- The Brief Prologue provides necessary case brief introductory information and includes:
- Topic: Identifies the topic of law and where this case fits within your course outline.
- Parties: Identifies the cast of characters involved in the case.
- Procedural Posture & History: Shares the case history with how lower courts have ruled on the matter.
- Case Key Terms, Acts, Doctrines, etc.: A case specific Legal Term Dictionary.
- Case Doctrines, Acts, Statutes, Amendments and Treatises: Identifies and Defines Legal Authority used in this case.
- The Case Brief is the complete case summarized and authored in the traditional Law School I.R.A.C. format. The Pro case brief includes:
- Brief Facts: A Synopsis of the Facts of the case.
- Rule of Law: Identifies the Legal Principle the Court used in deciding the case.
- Facts: What are the factual circumstances that gave rise to the civil or criminal case? What is the relationship of the Parties that are involved in the case. Review the Facts of this case here:

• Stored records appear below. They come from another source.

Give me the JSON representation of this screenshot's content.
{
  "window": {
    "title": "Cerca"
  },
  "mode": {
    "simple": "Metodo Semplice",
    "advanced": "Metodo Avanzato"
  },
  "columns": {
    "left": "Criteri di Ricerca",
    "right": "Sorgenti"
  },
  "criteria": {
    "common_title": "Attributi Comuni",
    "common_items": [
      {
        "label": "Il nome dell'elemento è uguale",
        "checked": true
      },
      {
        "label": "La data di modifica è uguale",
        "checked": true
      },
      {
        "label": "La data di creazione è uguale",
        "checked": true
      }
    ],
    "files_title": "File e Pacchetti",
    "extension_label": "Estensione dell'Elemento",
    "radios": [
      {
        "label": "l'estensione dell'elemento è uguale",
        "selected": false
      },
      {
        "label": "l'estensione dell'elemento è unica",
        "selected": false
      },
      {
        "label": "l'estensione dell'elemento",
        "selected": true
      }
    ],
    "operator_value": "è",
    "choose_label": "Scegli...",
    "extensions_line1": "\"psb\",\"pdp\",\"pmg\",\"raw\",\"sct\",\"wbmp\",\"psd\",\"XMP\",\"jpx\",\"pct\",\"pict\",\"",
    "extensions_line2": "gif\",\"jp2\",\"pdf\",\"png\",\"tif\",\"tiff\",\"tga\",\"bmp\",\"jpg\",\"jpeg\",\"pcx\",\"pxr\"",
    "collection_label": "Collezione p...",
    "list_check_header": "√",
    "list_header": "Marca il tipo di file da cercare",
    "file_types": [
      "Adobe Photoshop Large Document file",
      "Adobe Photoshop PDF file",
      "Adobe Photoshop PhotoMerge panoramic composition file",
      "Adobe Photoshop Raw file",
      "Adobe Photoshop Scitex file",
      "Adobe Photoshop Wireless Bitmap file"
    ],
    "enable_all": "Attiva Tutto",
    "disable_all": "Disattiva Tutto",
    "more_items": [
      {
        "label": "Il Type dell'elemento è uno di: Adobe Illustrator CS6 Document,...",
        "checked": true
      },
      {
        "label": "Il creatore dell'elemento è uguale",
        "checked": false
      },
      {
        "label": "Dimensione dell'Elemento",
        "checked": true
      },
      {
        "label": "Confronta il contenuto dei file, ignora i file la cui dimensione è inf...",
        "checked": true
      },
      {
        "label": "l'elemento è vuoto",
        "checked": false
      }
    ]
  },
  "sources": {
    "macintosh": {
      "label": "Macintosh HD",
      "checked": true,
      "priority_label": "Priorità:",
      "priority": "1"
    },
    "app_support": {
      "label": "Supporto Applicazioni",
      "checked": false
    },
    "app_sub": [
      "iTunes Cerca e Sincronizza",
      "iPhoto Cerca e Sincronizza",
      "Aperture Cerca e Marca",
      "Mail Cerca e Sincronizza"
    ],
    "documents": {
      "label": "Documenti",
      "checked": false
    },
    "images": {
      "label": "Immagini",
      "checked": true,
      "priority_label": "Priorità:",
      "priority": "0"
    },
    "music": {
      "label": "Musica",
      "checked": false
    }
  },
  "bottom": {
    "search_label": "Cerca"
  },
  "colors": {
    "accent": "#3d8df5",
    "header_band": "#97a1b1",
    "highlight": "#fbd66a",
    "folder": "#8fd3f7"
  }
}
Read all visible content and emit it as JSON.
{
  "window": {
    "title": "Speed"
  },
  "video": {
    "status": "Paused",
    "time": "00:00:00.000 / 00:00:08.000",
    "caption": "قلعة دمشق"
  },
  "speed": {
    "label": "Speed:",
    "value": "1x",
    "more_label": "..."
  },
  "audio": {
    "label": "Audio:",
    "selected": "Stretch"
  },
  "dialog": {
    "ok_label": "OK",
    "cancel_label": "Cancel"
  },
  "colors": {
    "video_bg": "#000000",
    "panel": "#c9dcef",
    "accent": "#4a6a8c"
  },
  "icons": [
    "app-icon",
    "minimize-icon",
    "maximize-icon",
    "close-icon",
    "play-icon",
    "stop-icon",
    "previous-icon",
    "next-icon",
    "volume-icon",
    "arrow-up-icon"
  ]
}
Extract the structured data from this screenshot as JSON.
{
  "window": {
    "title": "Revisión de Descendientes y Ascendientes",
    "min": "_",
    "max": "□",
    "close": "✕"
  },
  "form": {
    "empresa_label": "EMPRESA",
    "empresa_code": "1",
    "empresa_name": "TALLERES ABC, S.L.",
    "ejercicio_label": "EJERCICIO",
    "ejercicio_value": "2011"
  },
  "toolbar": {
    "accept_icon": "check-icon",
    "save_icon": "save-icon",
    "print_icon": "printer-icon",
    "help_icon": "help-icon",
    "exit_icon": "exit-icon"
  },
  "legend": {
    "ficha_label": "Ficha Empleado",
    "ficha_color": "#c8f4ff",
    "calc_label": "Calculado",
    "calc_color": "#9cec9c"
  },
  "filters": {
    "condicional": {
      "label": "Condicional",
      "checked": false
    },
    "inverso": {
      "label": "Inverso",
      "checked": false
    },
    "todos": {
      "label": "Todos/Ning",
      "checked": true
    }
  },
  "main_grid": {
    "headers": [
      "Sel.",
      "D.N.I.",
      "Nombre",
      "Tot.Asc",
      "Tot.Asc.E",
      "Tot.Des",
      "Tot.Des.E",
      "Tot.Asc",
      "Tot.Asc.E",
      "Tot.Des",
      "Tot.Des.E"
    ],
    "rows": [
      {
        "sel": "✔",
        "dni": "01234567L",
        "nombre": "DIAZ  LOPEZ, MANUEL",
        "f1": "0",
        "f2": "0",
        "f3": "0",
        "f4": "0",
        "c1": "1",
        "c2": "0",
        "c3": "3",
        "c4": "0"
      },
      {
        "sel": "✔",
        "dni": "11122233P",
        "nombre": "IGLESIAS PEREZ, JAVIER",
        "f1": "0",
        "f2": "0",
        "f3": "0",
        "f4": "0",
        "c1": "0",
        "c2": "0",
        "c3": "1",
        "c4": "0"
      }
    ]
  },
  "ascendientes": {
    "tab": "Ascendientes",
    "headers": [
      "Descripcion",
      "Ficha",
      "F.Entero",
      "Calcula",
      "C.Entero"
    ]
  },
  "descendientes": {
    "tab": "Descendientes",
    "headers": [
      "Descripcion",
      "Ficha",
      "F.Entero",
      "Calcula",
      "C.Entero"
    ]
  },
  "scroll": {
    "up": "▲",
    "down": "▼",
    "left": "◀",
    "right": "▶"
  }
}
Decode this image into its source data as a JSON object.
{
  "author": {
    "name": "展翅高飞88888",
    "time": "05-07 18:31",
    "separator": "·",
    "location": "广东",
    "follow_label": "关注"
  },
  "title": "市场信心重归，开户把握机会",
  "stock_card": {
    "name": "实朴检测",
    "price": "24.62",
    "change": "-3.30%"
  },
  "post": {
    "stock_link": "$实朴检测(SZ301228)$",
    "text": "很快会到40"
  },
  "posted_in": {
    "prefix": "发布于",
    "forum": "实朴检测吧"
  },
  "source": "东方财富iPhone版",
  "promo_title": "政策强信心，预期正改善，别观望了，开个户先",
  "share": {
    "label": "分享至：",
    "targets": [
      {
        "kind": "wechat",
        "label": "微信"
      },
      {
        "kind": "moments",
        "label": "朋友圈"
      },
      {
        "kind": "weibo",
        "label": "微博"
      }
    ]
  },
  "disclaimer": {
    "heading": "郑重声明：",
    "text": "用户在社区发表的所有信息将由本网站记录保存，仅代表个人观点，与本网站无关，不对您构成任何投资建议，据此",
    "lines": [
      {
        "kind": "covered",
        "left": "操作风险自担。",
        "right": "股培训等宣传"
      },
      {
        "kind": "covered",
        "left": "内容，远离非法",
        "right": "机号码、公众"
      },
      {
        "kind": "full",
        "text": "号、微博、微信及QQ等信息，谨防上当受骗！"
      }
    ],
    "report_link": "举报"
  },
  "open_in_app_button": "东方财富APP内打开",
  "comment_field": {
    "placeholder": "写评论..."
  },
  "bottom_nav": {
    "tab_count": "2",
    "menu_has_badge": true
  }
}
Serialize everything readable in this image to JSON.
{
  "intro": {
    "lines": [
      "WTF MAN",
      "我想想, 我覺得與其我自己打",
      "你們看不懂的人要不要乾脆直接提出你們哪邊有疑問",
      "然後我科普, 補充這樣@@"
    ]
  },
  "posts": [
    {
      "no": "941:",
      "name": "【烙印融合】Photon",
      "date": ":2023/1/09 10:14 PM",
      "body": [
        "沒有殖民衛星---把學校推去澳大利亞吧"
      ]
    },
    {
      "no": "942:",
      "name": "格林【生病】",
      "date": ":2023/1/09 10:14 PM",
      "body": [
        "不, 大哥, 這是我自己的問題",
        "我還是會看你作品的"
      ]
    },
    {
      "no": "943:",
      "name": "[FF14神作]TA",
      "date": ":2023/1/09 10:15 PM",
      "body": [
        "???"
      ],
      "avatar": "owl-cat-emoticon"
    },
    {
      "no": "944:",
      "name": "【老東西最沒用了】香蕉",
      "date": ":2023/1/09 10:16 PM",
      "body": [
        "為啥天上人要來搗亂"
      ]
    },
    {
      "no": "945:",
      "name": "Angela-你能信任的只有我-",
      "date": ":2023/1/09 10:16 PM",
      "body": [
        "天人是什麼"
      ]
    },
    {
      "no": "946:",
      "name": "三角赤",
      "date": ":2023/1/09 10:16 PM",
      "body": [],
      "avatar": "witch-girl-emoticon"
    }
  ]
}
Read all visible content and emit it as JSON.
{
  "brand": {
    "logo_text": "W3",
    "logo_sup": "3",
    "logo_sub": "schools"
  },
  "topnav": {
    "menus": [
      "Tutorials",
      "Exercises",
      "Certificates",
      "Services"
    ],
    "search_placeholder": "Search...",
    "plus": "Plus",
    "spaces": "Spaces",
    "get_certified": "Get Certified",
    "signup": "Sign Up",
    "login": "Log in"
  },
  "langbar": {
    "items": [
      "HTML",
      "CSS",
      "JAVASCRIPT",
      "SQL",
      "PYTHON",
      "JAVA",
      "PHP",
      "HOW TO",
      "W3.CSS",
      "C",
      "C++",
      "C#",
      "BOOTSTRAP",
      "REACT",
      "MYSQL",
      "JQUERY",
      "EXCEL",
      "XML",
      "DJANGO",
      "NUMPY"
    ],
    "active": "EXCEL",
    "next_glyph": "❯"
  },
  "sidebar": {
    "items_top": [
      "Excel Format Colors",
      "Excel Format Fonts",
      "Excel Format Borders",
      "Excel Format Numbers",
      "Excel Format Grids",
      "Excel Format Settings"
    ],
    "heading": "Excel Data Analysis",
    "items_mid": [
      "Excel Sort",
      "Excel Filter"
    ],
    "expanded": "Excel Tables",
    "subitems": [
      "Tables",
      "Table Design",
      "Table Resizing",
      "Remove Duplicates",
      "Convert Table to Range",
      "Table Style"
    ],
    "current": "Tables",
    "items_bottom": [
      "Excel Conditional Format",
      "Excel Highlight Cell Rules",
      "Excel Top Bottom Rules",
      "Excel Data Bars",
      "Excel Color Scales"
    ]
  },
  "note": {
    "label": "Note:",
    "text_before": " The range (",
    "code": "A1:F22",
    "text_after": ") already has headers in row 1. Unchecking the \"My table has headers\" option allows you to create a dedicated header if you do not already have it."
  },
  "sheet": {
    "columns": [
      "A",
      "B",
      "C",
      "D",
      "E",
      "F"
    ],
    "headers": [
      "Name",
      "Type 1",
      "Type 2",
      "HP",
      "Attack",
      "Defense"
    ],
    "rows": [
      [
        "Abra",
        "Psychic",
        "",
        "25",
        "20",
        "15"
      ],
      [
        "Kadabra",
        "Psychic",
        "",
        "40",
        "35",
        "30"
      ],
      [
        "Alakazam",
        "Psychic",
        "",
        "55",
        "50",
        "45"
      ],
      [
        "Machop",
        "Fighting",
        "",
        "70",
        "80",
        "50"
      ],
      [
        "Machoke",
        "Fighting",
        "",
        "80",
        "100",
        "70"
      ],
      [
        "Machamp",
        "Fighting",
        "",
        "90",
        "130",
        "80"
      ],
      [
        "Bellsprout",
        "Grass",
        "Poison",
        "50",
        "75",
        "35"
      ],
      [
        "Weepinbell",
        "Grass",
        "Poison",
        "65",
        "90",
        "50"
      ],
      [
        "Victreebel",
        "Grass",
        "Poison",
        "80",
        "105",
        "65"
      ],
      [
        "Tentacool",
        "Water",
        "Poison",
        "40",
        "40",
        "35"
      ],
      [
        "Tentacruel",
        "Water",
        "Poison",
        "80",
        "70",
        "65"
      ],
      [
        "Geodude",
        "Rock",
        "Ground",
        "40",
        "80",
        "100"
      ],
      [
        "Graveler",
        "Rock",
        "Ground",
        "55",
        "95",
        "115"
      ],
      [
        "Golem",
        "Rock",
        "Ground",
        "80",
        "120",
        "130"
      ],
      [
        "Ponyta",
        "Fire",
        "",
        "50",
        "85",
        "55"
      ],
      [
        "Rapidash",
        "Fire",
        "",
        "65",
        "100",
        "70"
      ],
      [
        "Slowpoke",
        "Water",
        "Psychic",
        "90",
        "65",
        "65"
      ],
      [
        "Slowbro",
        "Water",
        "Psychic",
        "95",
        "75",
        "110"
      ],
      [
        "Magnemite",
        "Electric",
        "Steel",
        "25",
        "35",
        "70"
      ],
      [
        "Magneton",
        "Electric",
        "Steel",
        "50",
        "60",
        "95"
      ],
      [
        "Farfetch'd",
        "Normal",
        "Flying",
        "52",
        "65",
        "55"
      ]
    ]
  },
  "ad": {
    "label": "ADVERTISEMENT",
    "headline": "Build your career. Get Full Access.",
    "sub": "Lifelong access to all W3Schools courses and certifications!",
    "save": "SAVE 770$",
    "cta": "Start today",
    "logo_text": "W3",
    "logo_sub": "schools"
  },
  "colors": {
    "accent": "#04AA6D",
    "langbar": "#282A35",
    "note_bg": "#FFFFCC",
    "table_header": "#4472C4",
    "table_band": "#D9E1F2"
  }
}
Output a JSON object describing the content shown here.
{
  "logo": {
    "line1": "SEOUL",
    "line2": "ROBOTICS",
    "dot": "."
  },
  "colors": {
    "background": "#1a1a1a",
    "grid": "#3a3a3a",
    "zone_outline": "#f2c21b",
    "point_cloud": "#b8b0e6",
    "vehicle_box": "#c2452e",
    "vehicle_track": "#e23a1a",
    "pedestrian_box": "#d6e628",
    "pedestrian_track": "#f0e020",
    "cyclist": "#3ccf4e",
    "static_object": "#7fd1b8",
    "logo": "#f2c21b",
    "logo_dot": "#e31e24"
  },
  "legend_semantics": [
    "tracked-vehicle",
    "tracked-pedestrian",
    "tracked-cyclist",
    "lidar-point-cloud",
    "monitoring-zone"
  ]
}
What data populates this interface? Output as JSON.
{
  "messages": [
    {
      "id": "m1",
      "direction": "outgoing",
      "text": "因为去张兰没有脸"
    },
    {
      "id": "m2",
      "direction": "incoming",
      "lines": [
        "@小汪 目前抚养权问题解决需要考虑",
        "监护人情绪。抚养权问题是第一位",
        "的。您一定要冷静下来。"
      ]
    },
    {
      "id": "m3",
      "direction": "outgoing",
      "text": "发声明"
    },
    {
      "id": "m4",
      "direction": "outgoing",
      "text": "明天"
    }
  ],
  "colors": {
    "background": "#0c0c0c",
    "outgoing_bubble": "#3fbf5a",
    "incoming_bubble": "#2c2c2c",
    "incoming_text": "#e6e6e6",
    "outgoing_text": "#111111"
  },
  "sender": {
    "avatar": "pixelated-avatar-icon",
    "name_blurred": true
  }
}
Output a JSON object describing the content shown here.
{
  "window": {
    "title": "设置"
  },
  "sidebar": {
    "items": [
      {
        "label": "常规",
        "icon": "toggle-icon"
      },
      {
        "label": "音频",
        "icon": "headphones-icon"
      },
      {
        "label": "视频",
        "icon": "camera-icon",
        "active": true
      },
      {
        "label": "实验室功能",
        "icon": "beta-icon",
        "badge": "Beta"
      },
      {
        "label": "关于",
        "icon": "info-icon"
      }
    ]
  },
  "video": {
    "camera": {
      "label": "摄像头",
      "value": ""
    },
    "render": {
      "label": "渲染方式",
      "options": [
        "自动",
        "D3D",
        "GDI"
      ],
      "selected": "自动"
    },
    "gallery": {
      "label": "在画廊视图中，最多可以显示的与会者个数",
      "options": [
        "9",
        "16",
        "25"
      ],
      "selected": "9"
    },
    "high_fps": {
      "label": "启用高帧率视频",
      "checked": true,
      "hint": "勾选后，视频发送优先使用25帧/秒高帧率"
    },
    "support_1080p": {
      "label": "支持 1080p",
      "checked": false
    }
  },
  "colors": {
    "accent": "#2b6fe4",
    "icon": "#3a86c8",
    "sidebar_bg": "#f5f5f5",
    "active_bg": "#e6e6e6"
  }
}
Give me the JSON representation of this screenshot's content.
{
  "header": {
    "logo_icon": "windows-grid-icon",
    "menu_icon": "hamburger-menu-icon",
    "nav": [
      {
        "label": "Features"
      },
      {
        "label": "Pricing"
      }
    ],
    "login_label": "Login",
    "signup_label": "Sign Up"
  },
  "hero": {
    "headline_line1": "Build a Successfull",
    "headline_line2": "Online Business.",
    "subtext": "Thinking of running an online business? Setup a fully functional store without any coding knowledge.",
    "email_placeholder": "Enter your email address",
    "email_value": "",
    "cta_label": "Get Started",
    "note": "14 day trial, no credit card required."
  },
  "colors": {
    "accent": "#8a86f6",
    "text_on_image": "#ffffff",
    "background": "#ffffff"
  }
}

Tennessee Consolidated Coal Company hired Gibbs, Plaintiff, to be a mine superintendent and to haul coal from one of the company’s mines. When Plaintiff went to the mine, members of United Mine Workers of America (a rival union of the current mine workers’ union) blocked the mine and beat up Plaintiff. Plaintiff was then fired and never started the haulage contract. Plaintiff also lost other mining and trucking contracts after the incident. Plaintiff sued the union, alleging that the loss of his jobs was part of a union conspiracy, which was unlawful under Section 303 of the Labor Management Relations Act of 1947. Plaintiff also asserted a state law claim, which was granted jurisdiction based on the doctrine of pendent jurisdiction. The jury returned a verdict for Plaintiff. Damages recovered were the amount of the employment contract and the haulage contract, plus punitive damages. The trial court set aside the damages relating to the haulage contract (because damages were not proved) and the employment contract (finding this contract was between Tennessee Coal and Plaintiff, not Defendant, and therefore did not violate Section 303). The trial court did find a claim under state law, and remitted the award on a state law claim. Defendant appealed. Court of Appeals affirmed. The Supreme Court granted certiorari.
- Issue(s): Lists the Questions of Law that are raised by the Facts of the case.
- Holding: Shares the Court's answer to the legal questions raised in the issue.
- Concurring / Dissenting Opinions: Includes valuable concurring or dissenting opinions and their key points.
- Reasoning and Analysis: Identifies the chain of argument(s) which led the judges to rule as they did.
- The Brief Prologue closes the case brief with important forward-looking discussion and includes:
- Policy: Identifies the Policy if any that has been established by the case.
- Court Direction: Shares where the Court went from here for this case.